As Hopkins reported, "Teachers at Germantown Hills got the message." Although the textbook used in the district discusses evolution, the chapters are skipped, according to an unidentified teacher. "As a result, some children say the world is only 6,000 years old, and that the dinosaurs lived with Adam and Eve, the teacher said. Instead of supplying accurate dates, teachers tell the children dinosaurs lived 'a long time ago,' the teacher said." Teachers who do bother to teach evolution apparently "believe they need to 'balance' the scientific concepts of evolution with other 'theories,' namely the Bible's story of seven days of creation." An example is the Morton district. During the spring of 1991, Morton was the center of controversy when the school district, dismayed over "too much evolution" in the textbooks, directed the staff to develop a curriculum in creationism to be taught alongside evolution (see Reports 11(1):p. 1.) NCSE and others publicized this dictum, which directly defied the 1987 Supreme Court decision, Edwards v Aguillard. National newspapers such as Education Week carried the story.
What was taught in the fall? According to the Journal Star reporter, "Biology teachers spend one class period discussing all the theories. They include life sent to earth from outer space and religious stories, including the account in Genesis." It appears as if the "creationism curriculum" was reduced from earlier promises. Morton, apparently, does not like being the center of controversy. There are some bright spots, however. Pekin High School science department head (and NCSE member) Jill Schimmelpfennig told the reporter that evolution and only evolution is taught in the high school biology classes. Similarly, teachers at Sterling Middle school teach evolution "because it's part of a chapter in the science book."

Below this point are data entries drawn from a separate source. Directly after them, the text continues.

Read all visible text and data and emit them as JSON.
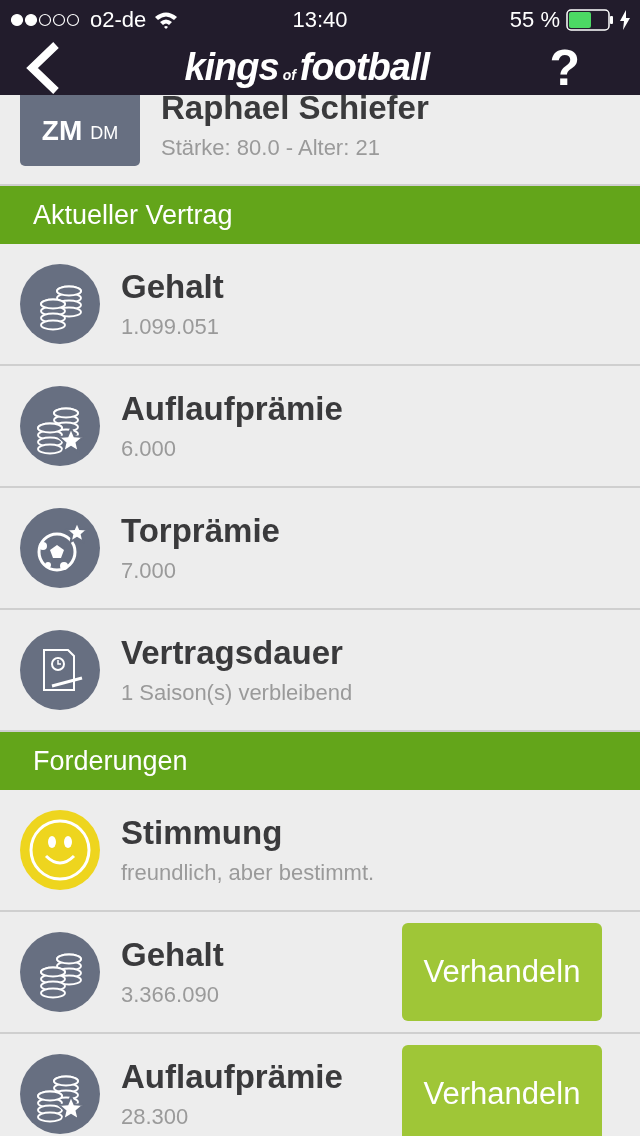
{
  "status_bar": {
    "carrier": "o2-de",
    "time": "13:40",
    "battery": "55 %",
    "charging": true
  },
  "nav": {
    "logo": [
      "kings",
      "of",
      "football"
    ],
    "help": "?"
  },
  "player": {
    "position": "ZM",
    "secondary_position": "DM",
    "name": "Raphael Schiefer",
    "details": "Stärke: 80.0 - Alter: 21"
  },
  "sections": [
    {
      "title": "Aktueller Vertrag",
      "rows": [
        {
          "kind": "coins",
          "title": "Gehalt",
          "value": "1.099.051"
        },
        {
          "kind": "coins-star",
          "title": "Auflaufprämie",
          "value": "6.000"
        },
        {
          "kind": "ball-star",
          "title": "Torprämie",
          "value": "7.000"
        },
        {
          "kind": "contract",
          "title": "Vertragsdauer",
          "value": "1 Saison(s) verbleibend"
        }
      ]
    },
    {
      "title": "Forderungen",
      "rows": [
        {
          "kind": "smiley",
          "title": "Stimmung",
          "value": "freundlich, aber bestimmt."
        },
        {
          "kind": "coins",
          "title": "Gehalt",
          "value": "3.366.090",
          "button": "Verhandeln"
        },
        {
          "kind": "coins-star",
          "title": "Auflaufprämie",
          "value": "28.300",
          "button": "Verhandeln"
        }
      ]
    }
  ]
}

[This article originally appeared in Volume 12, Number 1 of NCSE Reports, the NCSE newsletter. It is reprinted with the author's permission. Dr. Eugenie Scott is executive Director of the National Center for Science Education and holds a PhD in Biological Anthropology.]